Higher intake of high-fat, high-sugar foods was associated with a higher incidence of current acne. For example, compared with those with no history of acne, those with acne at the time of the survey were 76% more likely to report drinking at least five glasses of milk in the previous day, more than twice as likely to report consuming at least five servings of high-sugar drinks in the previous day, and eight times more likely to report consuming “a complete meal of fatty and sugary products” in the previous day.
Fast foods and snack foods were linked with past (rather than current) acne. And chocolate? Neither dark nor milk chocolate were associated with past or current acne.
There are reasons to interpret these results cautiously. Dietary records can be faulty. For example, a person with acne who strongly believes that diet affects their skin health may be more likely than others to recall and report certain elements of their diet (such as fatty or sugary foods) than those who are more skeptical about a connection. Such recall bias can affect the results of a study like this. And many of those who reported having adult acne were self-diagnosed; it’s possible that some of these diagnoses were not accurate. Other factors — so-called confounders — might be at play and lead to misleading conclusions. For example, maybe people who drink more milk also happen (just by chance) to live in more polluted areas, and it’s the pollution, not the milk, that explains the findings.
Finally, studies like this can only detect an association, not causation. That means that while those with adult acne tended to consume more fatty and sugary foods, the study cannot prove that their diet actually caused adult acne. It also could not determine whether a change in diet would reduce the incidence or severity of acne.
The bottom line
As our understanding of acne continues to evolve, we may eventually have clearer guidelines about the best diets to prevent or treat it. For now, whether you’re a teenager or an adult, it’s likely that there is no single diet that will guarantee clear skin. So enjoy your favorite foods in moderation. And if you find that some of them make your skin worse, you’ll have to decide if they’re worth it.
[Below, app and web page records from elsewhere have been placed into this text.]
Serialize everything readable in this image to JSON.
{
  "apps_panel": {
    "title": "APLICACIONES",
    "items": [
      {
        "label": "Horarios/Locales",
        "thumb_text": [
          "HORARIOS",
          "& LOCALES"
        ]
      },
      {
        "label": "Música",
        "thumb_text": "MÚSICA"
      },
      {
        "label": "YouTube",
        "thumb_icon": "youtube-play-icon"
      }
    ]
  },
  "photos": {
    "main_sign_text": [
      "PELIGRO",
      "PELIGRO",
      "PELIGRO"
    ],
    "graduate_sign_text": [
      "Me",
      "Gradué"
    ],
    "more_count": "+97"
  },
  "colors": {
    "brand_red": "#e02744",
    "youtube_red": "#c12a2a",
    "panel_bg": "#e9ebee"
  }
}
(Robert H. Shmerling, M.D., is a senior faculty editor at Harvard Health Publishing.)